Huffer was asked to take the conducting course as part of her new assistant drum major duties in the Dartmouth College Marching Band, in which she also plays cymbals.
Thomas Pears ’15, an economics major with a Spanish minor, also took the class in order to help him in an extracurricular activity.
“I’m in the Brovertones, an all-male a cappella group here,” said Pears. “I’m starting as music director in the fall, which requires me to lead rehearsals and conduct songs, so I took ‘Music 52’ to help prepare me for that.
“I think the most important thing I’ll take away from the course is that the conductor is not just going through the motions of conducting but actually empathizing with each member of the group because he is so familiar with every part of the score.”
O’Neal has been teaching a summer-term course in conducting at Dartmouth since 1980, and it’s known to be a demanding but rewarding class. O’Neal admitted that she’s “not lavish with compliments,” but said half-jokingly that she’d received no compliments during her tough doctoral training at Indiana University.
“Professor O’Neal is my favorite kind of professor,” said Huffer. “She is tough, but she has confidence in us. As busy Dartmouth students tend to do, I often give ‘good enough,’ but Professor O’Neal doesn’t accept ‘good enough’ because she knows it’s not ‘the best.’”

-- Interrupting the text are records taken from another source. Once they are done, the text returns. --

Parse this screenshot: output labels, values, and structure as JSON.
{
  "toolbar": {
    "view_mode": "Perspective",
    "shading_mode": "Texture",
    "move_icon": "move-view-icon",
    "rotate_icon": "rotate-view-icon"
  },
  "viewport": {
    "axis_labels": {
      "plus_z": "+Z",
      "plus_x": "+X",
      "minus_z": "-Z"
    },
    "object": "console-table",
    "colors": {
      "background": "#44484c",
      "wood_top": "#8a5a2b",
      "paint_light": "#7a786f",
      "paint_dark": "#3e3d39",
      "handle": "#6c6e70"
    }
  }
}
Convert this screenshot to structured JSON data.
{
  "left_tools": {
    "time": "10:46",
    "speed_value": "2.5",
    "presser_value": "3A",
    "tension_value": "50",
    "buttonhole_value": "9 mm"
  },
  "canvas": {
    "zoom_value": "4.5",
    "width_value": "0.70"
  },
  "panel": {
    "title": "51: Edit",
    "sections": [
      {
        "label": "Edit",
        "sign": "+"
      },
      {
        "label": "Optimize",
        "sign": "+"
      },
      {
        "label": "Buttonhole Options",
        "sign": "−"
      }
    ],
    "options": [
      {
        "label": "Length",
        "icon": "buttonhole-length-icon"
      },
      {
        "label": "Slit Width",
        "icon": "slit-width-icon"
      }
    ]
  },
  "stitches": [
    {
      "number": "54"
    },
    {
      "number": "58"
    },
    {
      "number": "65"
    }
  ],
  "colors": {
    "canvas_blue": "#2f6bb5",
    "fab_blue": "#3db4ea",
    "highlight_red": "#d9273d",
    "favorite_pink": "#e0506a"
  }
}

Gallerani added, “I found she guided me to always come to class prepared and eager to work on the podium. She always says that for the conductor, every time you stand at the podium, you’re performing.”
Note: Dartmouth students and community instrumentalists played in the orchestra session for “Music 52,” and the Shaw Fund, an endowed fund in the Department of Music, enabled O’Neal to hire professional musicians from Opera North.